Task material: Begin

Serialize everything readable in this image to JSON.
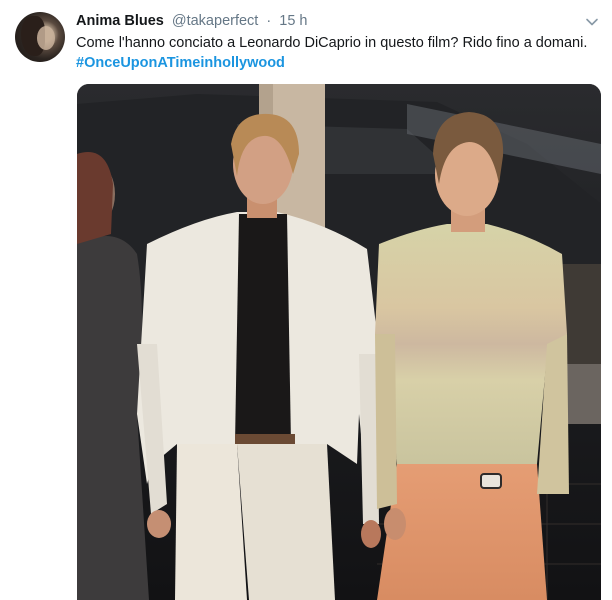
{
  "tweet": {
    "display_name": "Anima Blues",
    "handle": "@takaperfect",
    "separator": "·",
    "time": "15 h",
    "text": "Come l'hanno conciato a Leonardo DiCaprio in questo film? Rido fino a domani.",
    "hashtag": "#OnceUponATimeinhollywood"
  },
  "icons": {
    "avatar": "profile-photo",
    "caret": "chevron-down-icon"
  },
  "colors": {
    "link": "#1b95e0",
    "secondary_text": "#657786",
    "primary_text": "#14171a"
  }
}
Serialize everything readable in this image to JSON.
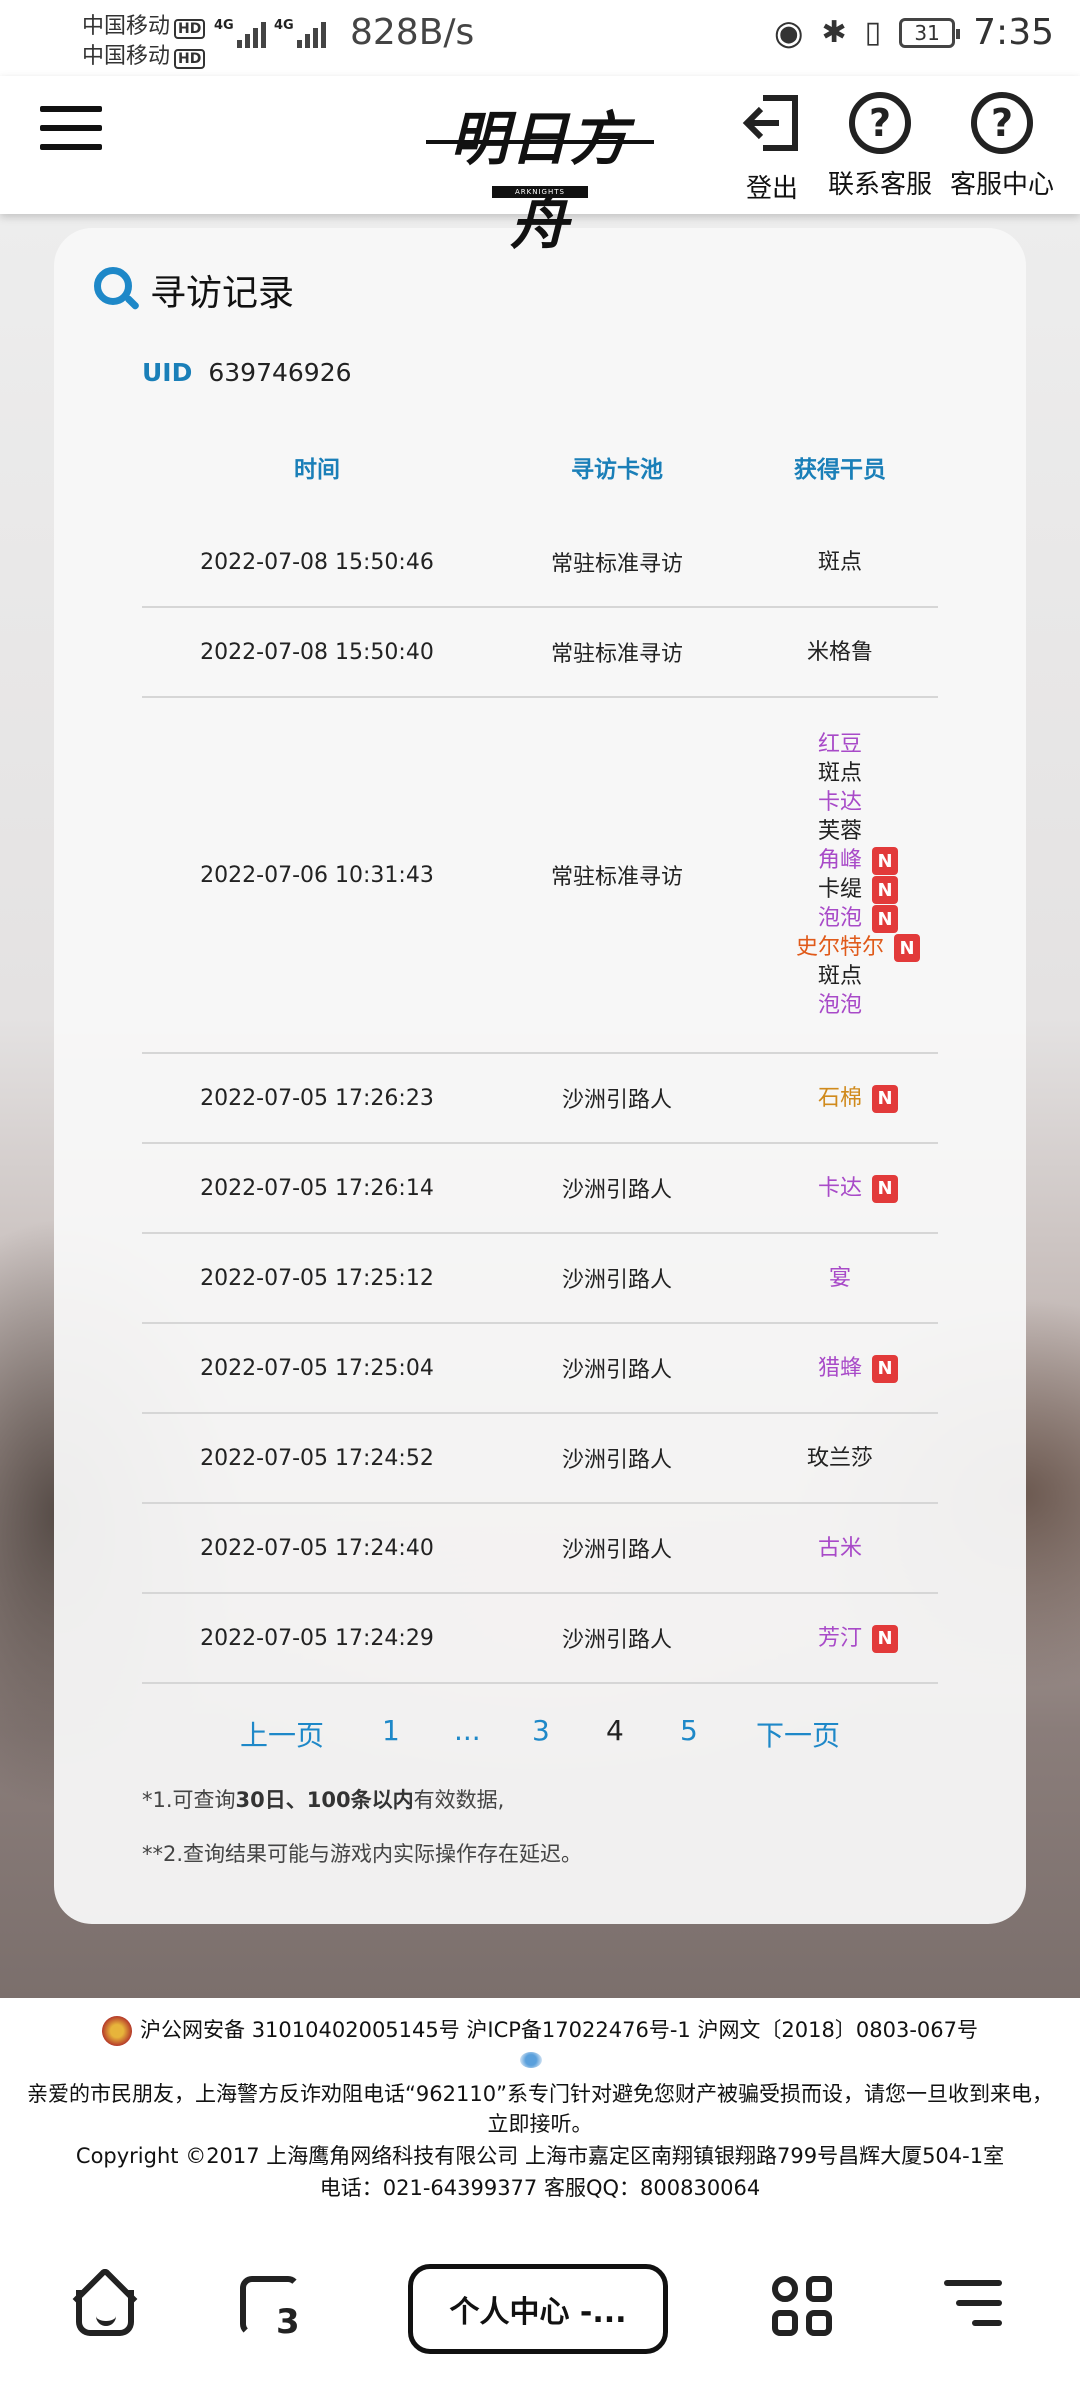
{
  "status_bar": {
    "carrier1": "中国移动",
    "carrier2": "中国移动",
    "hd_badge": "HD",
    "network_type": "4G",
    "net_speed": "828B/s",
    "battery": "31",
    "time": "7:35",
    "icons": [
      "signal-icon",
      "eye-icon",
      "bluetooth-icon",
      "vibrate-icon",
      "battery-icon"
    ]
  },
  "header": {
    "logo_text": "明日方舟",
    "logo_sub": "ARKNIGHTS",
    "actions": [
      {
        "label": "登出",
        "icon": "logout-icon"
      },
      {
        "label": "联系客服",
        "icon": "help-icon"
      },
      {
        "label": "客服中心",
        "icon": "help-icon"
      }
    ]
  },
  "card": {
    "title": "寻访记录",
    "uid_label": "UID",
    "uid_value": "639746926",
    "columns": [
      "时间",
      "寻访卡池",
      "获得干员"
    ],
    "rows": [
      {
        "time": "2022-07-08 15:50:46",
        "pool": "常驻标准寻访",
        "ops": [
          {
            "name": "斑点",
            "rarity": 3,
            "new": false
          }
        ]
      },
      {
        "time": "2022-07-08 15:50:40",
        "pool": "常驻标准寻访",
        "ops": [
          {
            "name": "米格鲁",
            "rarity": 3,
            "new": false
          }
        ]
      },
      {
        "time": "2022-07-06 10:31:43",
        "pool": "常驻标准寻访",
        "ops": [
          {
            "name": "红豆",
            "rarity": 4,
            "new": false
          },
          {
            "name": "斑点",
            "rarity": 3,
            "new": false
          },
          {
            "name": "卡达",
            "rarity": 4,
            "new": false
          },
          {
            "name": "芙蓉",
            "rarity": 3,
            "new": false
          },
          {
            "name": "角峰",
            "rarity": 4,
            "new": true
          },
          {
            "name": "卡缇",
            "rarity": 3,
            "new": true
          },
          {
            "name": "泡泡",
            "rarity": 4,
            "new": true
          },
          {
            "name": "史尔特尔",
            "rarity": 6,
            "new": true
          },
          {
            "name": "斑点",
            "rarity": 3,
            "new": false
          },
          {
            "name": "泡泡",
            "rarity": 4,
            "new": false
          }
        ]
      },
      {
        "time": "2022-07-05 17:26:23",
        "pool": "沙洲引路人",
        "ops": [
          {
            "name": "石棉",
            "rarity": 5,
            "new": true
          }
        ]
      },
      {
        "time": "2022-07-05 17:26:14",
        "pool": "沙洲引路人",
        "ops": [
          {
            "name": "卡达",
            "rarity": 4,
            "new": true
          }
        ]
      },
      {
        "time": "2022-07-05 17:25:12",
        "pool": "沙洲引路人",
        "ops": [
          {
            "name": "宴",
            "rarity": 4,
            "new": false
          }
        ]
      },
      {
        "time": "2022-07-05 17:25:04",
        "pool": "沙洲引路人",
        "ops": [
          {
            "name": "猎蜂",
            "rarity": 4,
            "new": true
          }
        ]
      },
      {
        "time": "2022-07-05 17:24:52",
        "pool": "沙洲引路人",
        "ops": [
          {
            "name": "玫兰莎",
            "rarity": 3,
            "new": false
          }
        ]
      },
      {
        "time": "2022-07-05 17:24:40",
        "pool": "沙洲引路人",
        "ops": [
          {
            "name": "古米",
            "rarity": 4,
            "new": false
          }
        ]
      },
      {
        "time": "2022-07-05 17:24:29",
        "pool": "沙洲引路人",
        "ops": [
          {
            "name": "芳汀",
            "rarity": 4,
            "new": true
          }
        ]
      }
    ],
    "new_badge": "N",
    "rarity_colors": {
      "3": "#222222",
      "4": "#a84ac8",
      "5": "#d08a1c",
      "6": "#e05a1a"
    },
    "pager": {
      "prev": "上一页",
      "pages": [
        "1",
        "...",
        "3",
        "4",
        "5"
      ],
      "current": "4",
      "next": "下一页"
    },
    "notes": {
      "note1_prefix": "*1.可查询",
      "note1_bold": "30日、100条以内",
      "note1_suffix": "有效数据,",
      "note2": "**2.查询结果可能与游戏内实际操作存在延迟。"
    }
  },
  "footer": {
    "line1": "沪公网安备 31010402005145号 沪ICP备17022476号-1 沪网文〔2018〕0803-067号",
    "line2": "亲爱的市民朋友，上海警方反诈劝阻电话“962110”系专门针对避免您财产被骗受损而设，请您一旦收到来电，",
    "line3": "立即接听。",
    "line4": "Copyright ©2017 上海鹰角网络科技有限公司 上海市嘉定区南翔镇银翔路799号昌辉大厦504-1室",
    "line5": "电话：021-64399377 客服QQ：800830064"
  },
  "bottom_nav": {
    "tabs_count": "3",
    "address_label": "个人中心 -..."
  }
}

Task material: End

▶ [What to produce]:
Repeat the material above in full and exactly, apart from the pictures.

▶ [Output below]:
Serialize everything readable in this image to JSON.
{
  "tweet": {
    "display_name": "Anima Blues",
    "handle": "@takaperfect",
    "separator": "·",
    "time": "15 h",
    "text": "Come l'hanno conciato a Leonardo DiCaprio in questo film? Rido fino a domani.",
    "hashtag": "#OnceUponATimeinhollywood"
  },
  "icons": {
    "avatar": "profile-photo",
    "caret": "chevron-down-icon"
  },
  "colors": {
    "link": "#1b95e0",
    "secondary_text": "#657786",
    "primary_text": "#14171a"
  }
}
Serialize everything readable in this image to JSON.
{
  "status_bar": {
    "carrier1": "中国移动",
    "carrier2": "中国移动",
    "hd_badge": "HD",
    "network_type": "4G",
    "net_speed": "828B/s",
    "battery": "31",
    "time": "7:35",
    "icons": [
      "signal-icon",
      "eye-icon",
      "bluetooth-icon",
      "vibrate-icon",
      "battery-icon"
    ]
  },
  "header": {
    "logo_text": "明日方舟",
    "logo_sub": "ARKNIGHTS",
    "actions": [
      {
        "label": "登出",
        "icon": "logout-icon"
      },
      {
        "label": "联系客服",
        "icon": "help-icon"
      },
      {
        "label": "客服中心",
        "icon": "help-icon"
      }
    ]
  },
  "card": {
    "title": "寻访记录",
    "uid_label": "UID",
    "uid_value": "639746926",
    "columns": [
      "时间",
      "寻访卡池",
      "获得干员"
    ],
    "rows": [
      {
        "time": "2022-07-08 15:50:46",
        "pool": "常驻标准寻访",
        "ops": [
          {
            "name": "斑点",
            "rarity": 3,
            "new": false
          }
        ]
      },
      {
        "time": "2022-07-08 15:50:40",
        "pool": "常驻标准寻访",
        "ops": [
          {
            "name": "米格鲁",
            "rarity": 3,
            "new": false
          }
        ]
      },
      {
        "time": "2022-07-06 10:31:43",
        "pool": "常驻标准寻访",
        "ops": [
          {
            "name": "红豆",
            "rarity": 4,
            "new": false
          },
          {
            "name": "斑点",
            "rarity": 3,
            "new": false
          },
          {
            "name": "卡达",
            "rarity": 4,
            "new": false
          },
          {
            "name": "芙蓉",
            "rarity": 3,
            "new": false
          },
          {
            "name": "角峰",
            "rarity": 4,
            "new": true
          },
          {
            "name": "卡缇",
            "rarity": 3,
            "new": true
          },
          {
            "name": "泡泡",
            "rarity": 4,
            "new": true
          },
          {
            "name": "史尔特尔",
            "rarity": 6,
            "new": true
          },
          {
            "name": "斑点",
            "rarity": 3,
            "new": false
          },
          {
            "name": "泡泡",
            "rarity": 4,
            "new": false
          }
        ]
      },
      {
        "time": "2022-07-05 17:26:23",
        "pool": "沙洲引路人",
        "ops": [
          {
            "name": "石棉",
            "rarity": 5,
            "new": true
          }
        ]
      },
      {
        "time": "2022-07-05 17:26:14",
        "pool": "沙洲引路人",
        "ops": [
          {
            "name": "卡达",
            "rarity": 4,
            "new": true
          }
        ]
      },
      {
        "time": "2022-07-05 17:25:12",
        "pool": "沙洲引路人",
        "ops": [
          {
            "name": "宴",
            "rarity": 4,
            "new": false
          }
        ]
      },
      {
        "time": "2022-07-05 17:25:04",
        "pool": "沙洲引路人",
        "ops": [
          {
            "name": "猎蜂",
            "rarity": 4,
            "new": true
          }
        ]
      },
      {
        "time": "2022-07-05 17:24:52",
        "pool": "沙洲引路人",
        "ops": [
          {
            "name": "玫兰莎",
            "rarity": 3,
            "new": false
          }
        ]
      },
      {
        "time": "2022-07-05 17:24:40",
        "pool": "沙洲引路人",
        "ops": [
          {
            "name": "古米",
            "rarity": 4,
            "new": false
          }
        ]
      },
      {
        "time": "2022-07-05 17:24:29",
        "pool": "沙洲引路人",
        "ops": [
          {
            "name": "芳汀",
            "rarity": 4,
            "new": true
          }
        ]
      }
    ],
    "new_badge": "N",
    "rarity_colors": {
      "3": "#222222",
      "4": "#a84ac8",
      "5": "#d08a1c",
      "6": "#e05a1a"
    },
    "pager": {
      "prev": "上一页",
      "pages": [
        "1",
        "...",
        "3",
        "4",
        "5"
      ],
      "current": "4",
      "next": "下一页"
    },
    "notes": {
      "note1_prefix": "*1.可查询",
      "note1_bold": "30日、100条以内",
      "note1_suffix": "有效数据,",
      "note2": "**2.查询结果可能与游戏内实际操作存在延迟。"
    }
  },
  "footer": {
    "line1": "沪公网安备 31010402005145号 沪ICP备17022476号-1 沪网文〔2018〕0803-067号",
    "line2": "亲爱的市民朋友，上海警方反诈劝阻电话“962110”系专门针对避免您财产被骗受损而设，请您一旦收到来电，",
    "line3": "立即接听。",
    "line4": "Copyright ©2017 上海鹰角网络科技有限公司 上海市嘉定区南翔镇银翔路799号昌辉大厦504-1室",
    "line5": "电话：021-64399377 客服QQ：800830064"
  },
  "bottom_nav": {
    "tabs_count": "3",
    "address_label": "个人中心 -..."
  }
}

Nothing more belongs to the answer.